In the summer of 1998, I went on my first trip outside Algeria, to a Spanish city called Villena. It is a quiet and peaceful small town in the Spanish southeast. The majority of its inhabitants know each other. I have Spanish friends there, whom I met from their visits to the camps.
One day I needed to buy tea, so I went to the market with a Spanish friend. There was only one tea shop in town.
When I entered the store I found out its owner was a Moroccan, so I told my Spanish friend, I will not buy tea from a Moroccan, even if my head would explode, for these are our enemies. My Spanish friend did not like my reaction and told me this is a grocery store, not a trench, and this is a person like you, perhaps he came here for the same reason as you, maybe you are both victims of the same system.
I used to hate everything Moroccan, as if things should be like this and everyone who says otherwise is either an ignorant who does not know Morocco, or an unstable person. I was raised on a saying attributed to one of the Algerian scholars, which says:
Cultivate goodness in a dog, but not in Morocco
Hair grows on the head, but in the palm.
It was an assumption for me that Morocco is all evil, with no good. I had to travel 30 km to another town in order not to buy tea from a Moroccan merchant.
Today most of the people who comment on my page, who hate Morocco and Moroccans Like I did, reproach me that most of my friends and defenders are Moroccans. I don’t know whether in my fifties I have still not reached the level of maturity with which to distinguish between friend and foe, or whether my Sahrawi brothers have concepts other than those humans know. They use the word “friend” for those who curse, insult and blame, and the word “enemy” for those who support and console.
If I was the one who is confused and lost the ability to distinguish, did Moroccans get lost as well? Moroccans among whom I made friends more numerous than the members of my tribe, which is the biggest tribe in the Sahara.
The Moroccans I hated have not changed. Rather, I have changed.

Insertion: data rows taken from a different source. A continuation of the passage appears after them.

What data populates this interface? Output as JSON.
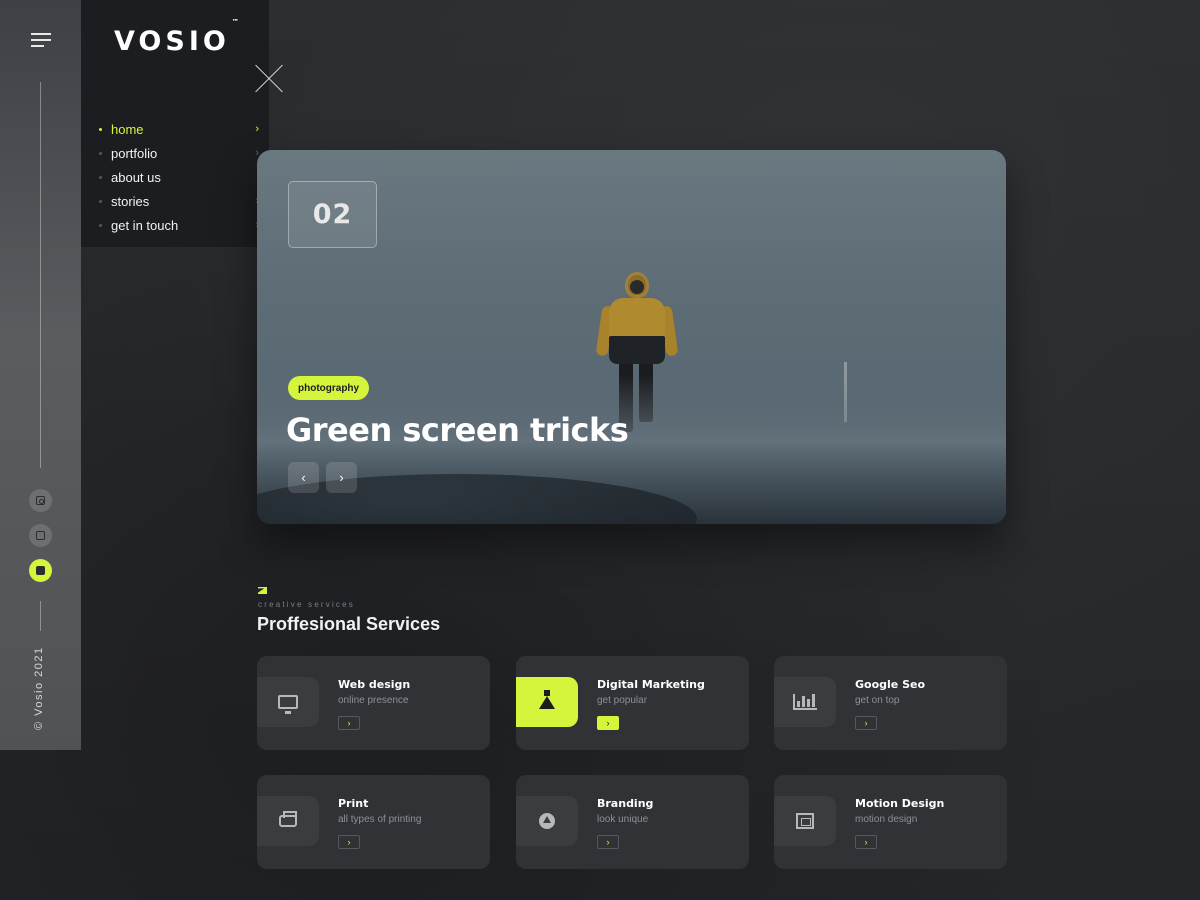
{
  "brand": {
    "name": "VOSIO",
    "tm": "™"
  },
  "sidebar": {
    "copyright": "© Vosio 2021",
    "social": [
      "instagram-icon",
      "twitter-icon",
      "facebook-icon"
    ]
  },
  "menu": {
    "items": [
      {
        "label": "home",
        "active": true,
        "has_chevron": true
      },
      {
        "label": "portfolio",
        "active": false,
        "has_chevron": true
      },
      {
        "label": "about us",
        "active": false,
        "has_chevron": false
      },
      {
        "label": "stories",
        "active": false,
        "has_chevron": true
      },
      {
        "label": "get in touch",
        "active": false,
        "has_chevron": true
      }
    ],
    "chevron": "›"
  },
  "hero": {
    "number": "02",
    "tag": "photography",
    "title": "Green screen tricks",
    "prev": "‹",
    "next": "›"
  },
  "services": {
    "kicker": "creative services",
    "title": "Proffesional Services",
    "go": "›",
    "items": [
      {
        "title": "Web design",
        "subtitle": "online presence",
        "icon": "monitor-icon",
        "highlight": false
      },
      {
        "title": "Digital Marketing",
        "subtitle": "get popular",
        "icon": "flask-icon",
        "highlight": true
      },
      {
        "title": "Google Seo",
        "subtitle": "get on top",
        "icon": "bar-chart-icon",
        "highlight": false
      },
      {
        "title": "Print",
        "subtitle": "all types of printing",
        "icon": "printer-icon",
        "highlight": false
      },
      {
        "title": "Branding",
        "subtitle": "look unique",
        "icon": "branding-icon",
        "highlight": false
      },
      {
        "title": "Motion Design",
        "subtitle": "motion design",
        "icon": "motion-icon",
        "highlight": false
      }
    ]
  },
  "colors": {
    "accent": "#d4f53c",
    "background": "#26282c",
    "panel": "#1c1d20",
    "card": "#303236"
  }
}
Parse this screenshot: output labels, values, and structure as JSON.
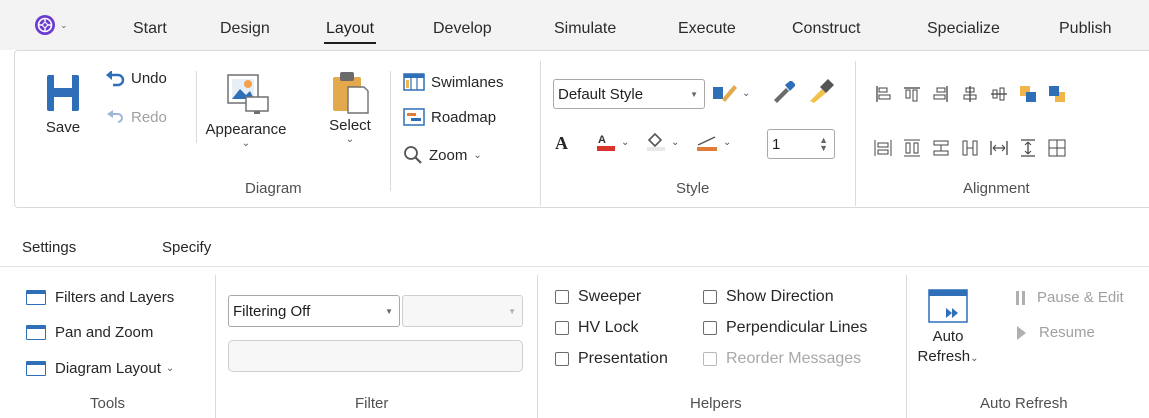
{
  "tabs": [
    "Start",
    "Design",
    "Layout",
    "Develop",
    "Simulate",
    "Execute",
    "Construct",
    "Specialize",
    "Publish"
  ],
  "active_tab": "Layout",
  "ribbon_top": {
    "save_label": "Save",
    "undo_label": "Undo",
    "redo_label": "Redo",
    "diagram": {
      "appearance_label": "Appearance",
      "select_label": "Select",
      "swimlanes_label": "Swimlanes",
      "roadmap_label": "Roadmap",
      "zoom_label": "Zoom",
      "group_label": "Diagram"
    },
    "style": {
      "style_combo_value": "Default Style",
      "line_width_value": "1",
      "group_label": "Style"
    },
    "alignment": {
      "group_label": "Alignment"
    }
  },
  "subtabs": [
    "Settings",
    "Specify"
  ],
  "ribbon_bottom": {
    "tools": {
      "items": [
        "Filters and Layers",
        "Pan and Zoom",
        "Diagram Layout"
      ],
      "group_label": "Tools"
    },
    "filter": {
      "filter_combo_value": "Filtering Off",
      "group_label": "Filter"
    },
    "helpers": {
      "sweeper_label": "Sweeper",
      "hv_lock_label": "HV Lock",
      "presentation_label": "Presentation",
      "show_direction_label": "Show Direction",
      "perpendicular_lines_label": "Perpendicular Lines",
      "reorder_messages_label": "Reorder Messages",
      "group_label": "Helpers"
    },
    "auto_refresh": {
      "auto_label": "Auto",
      "refresh_label": "Refresh",
      "pause_edit_label": "Pause & Edit",
      "resume_label": "Resume",
      "group_label": "Auto Refresh"
    }
  },
  "colors": {
    "accent_blue": "#2f6fb8",
    "ribbon_bg": "#ffffff",
    "tabbar_bg": "#f3f3f3"
  }
}
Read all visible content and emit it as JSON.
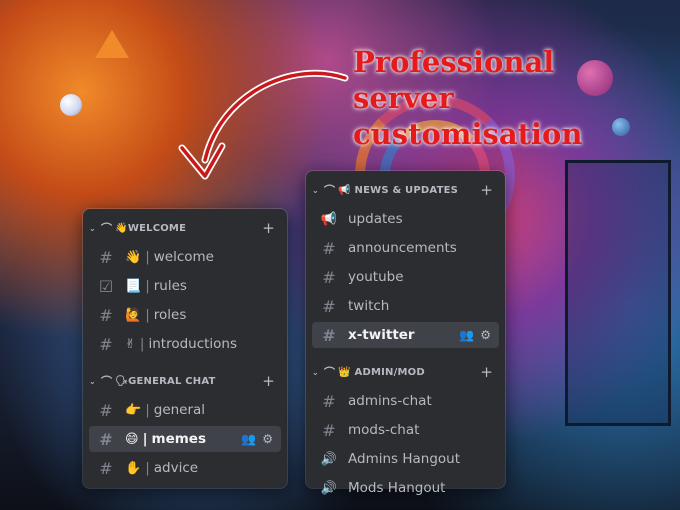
{
  "headline": {
    "line1": "Professional",
    "line2": "server",
    "line3": "customisation"
  },
  "icons": {
    "hash": "#",
    "rules": "☑",
    "megaphone": "📢",
    "speaker": "🔊",
    "chevron": "⌄",
    "tilde": "⌒",
    "plus": "+",
    "add_user": "👥",
    "gear": "⚙",
    "separator": "|"
  },
  "left_panel": {
    "categories": [
      {
        "name": "👋WELCOME",
        "channels": [
          {
            "emoji": "👋",
            "name": "welcome",
            "icon": "hash"
          },
          {
            "emoji": "📃",
            "name": "rules",
            "icon": "rules"
          },
          {
            "emoji": "🙋",
            "name": "roles",
            "icon": "hash"
          },
          {
            "emoji": "✌",
            "name": "introductions",
            "icon": "hash"
          }
        ]
      },
      {
        "name": "🗣GENERAL CHAT",
        "channels": [
          {
            "emoji": "👉",
            "name": "general",
            "icon": "hash"
          },
          {
            "emoji": "😄",
            "name": "memes",
            "icon": "hash",
            "active": true
          },
          {
            "emoji": "✋",
            "name": "advice",
            "icon": "hash"
          }
        ]
      }
    ]
  },
  "right_panel": {
    "categories": [
      {
        "name": "📢 NEWS & UPDATES",
        "channels": [
          {
            "name": "updates",
            "icon": "megaphone"
          },
          {
            "name": "announcements",
            "icon": "hash"
          },
          {
            "name": "youtube",
            "icon": "hash"
          },
          {
            "name": "twitch",
            "icon": "hash"
          },
          {
            "name": "x-twitter",
            "icon": "hash",
            "active": true
          }
        ]
      },
      {
        "name": "👑 ADMIN/MOD",
        "channels": [
          {
            "name": "admins-chat",
            "icon": "hash"
          },
          {
            "name": "mods-chat",
            "icon": "hash"
          },
          {
            "name": "Admins Hangout",
            "icon": "speaker"
          },
          {
            "name": "Mods Hangout",
            "icon": "speaker"
          }
        ]
      }
    ]
  },
  "colors": {
    "panel_bg": "#2b2d31",
    "active_bg": "#404249",
    "text_muted": "#b5bac1",
    "headline": "#e31b1b"
  }
}
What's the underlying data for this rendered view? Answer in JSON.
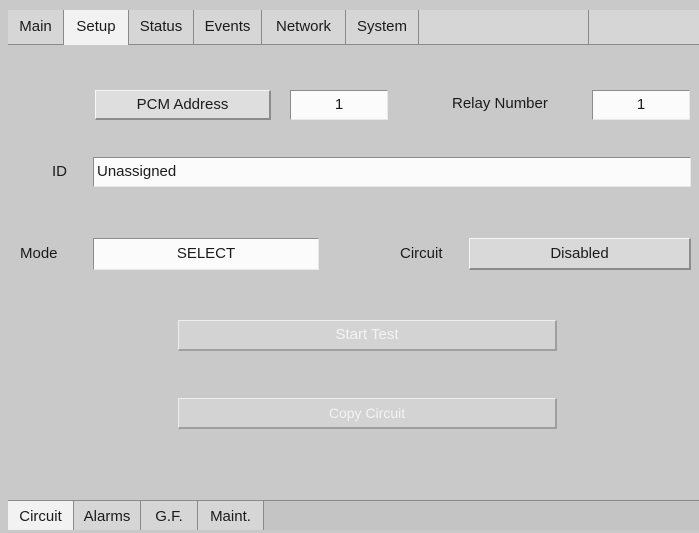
{
  "top_tabs": [
    {
      "label": "Main"
    },
    {
      "label": "Setup"
    },
    {
      "label": "Status"
    },
    {
      "label": "Events"
    },
    {
      "label": "Network"
    },
    {
      "label": "System"
    }
  ],
  "active_top_tab": "Setup",
  "setup": {
    "pcm_address_label": "PCM Address",
    "pcm_address_value": "1",
    "relay_number_label": "Relay Number",
    "relay_number_value": "1",
    "id_label": "ID",
    "id_value": "Unassigned",
    "mode_label": "Mode",
    "mode_value": "SELECT",
    "circuit_label": "Circuit",
    "circuit_value": "Disabled",
    "start_test_label": "Start Test",
    "copy_circuit_label": "Copy Circuit"
  },
  "bottom_tabs": [
    {
      "label": "Circuit"
    },
    {
      "label": "Alarms"
    },
    {
      "label": "G.F."
    },
    {
      "label": "Maint."
    }
  ],
  "active_bottom_tab": "Circuit"
}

And when I changed, I did not find anymore the Moroccan whom I used to hate and show hostility. I did not find anymore the Moroccan who was awaiting a moment of inattention to kill me.
Believe me, I was ashamed of myself. I, the wise, the intelligent, the brilliant front investigator, could not find the Moroccan whom I have been hostile to for decades. It is unreasonable for 40 million enemies to disappear in an instant !!!!
The secret is that when I changed, I discovered that I had been the Don Quixote of my time. I discovered that a PlayStation game about a war between me and Moroccans was running in my brain. I believed the events taking place in my imagination until the current was cut off and the tape in my brain stopped working, I went back to reality to find that 40 years had passed of my life and my brain was hacked, I thought I was living a real war.
I only ask my sahraoui brother who thinks I have lost my mind, to unplug the charger and cut off the power to the game that has been running in his brain since birth, for an hour. And to ask himself: What has he achieved and what does he want?
Does he have a decent home? Do his children have a proper education and healthy care system, does he have a job and an income that secures the future of his family? DO people aspire for more than this? Are those who fight for the presidency in any society more or less than 0.0000000001, is he one of this very few satiated elite that only lacks luxuries? or is he like the completely naked who’s looking for a ring?
Then he would know who is really preventing him from realizing his ambitions and who is his true enemy. His own Don Quixote self who has wrestled with an imaginary enemy for decades? Or Moroccans, mountains and oceans away, who do not know how he is called or how he looks.
Whoever wants to make sure that his battle is with himself, not with Moroccans, need not go far, they just have to come out on any page on social media, wielding their sword, calling out:
- Moroccan enemies, is there a swordsman to fight me?
And the response will come quickly:
- First, who are you?
- I am the Saharian you have displaced from the Sahara.
- Are you in your right mind? We have brought people from inside, from Mauritania, from Africa, so many companies and consulates, and we could not populate more than 6 thousand square kilometers of the Sahara. There are still 260 thousand square kilometers empty and you say we have displaced you? Oh sir, please come and bring even Algerian people with you, hopefully this will help us populate half of it.
Best wishes to my Moroccan friends, whose friendship I cherish and I appreciate their solidarity, support and backup.
The story continues….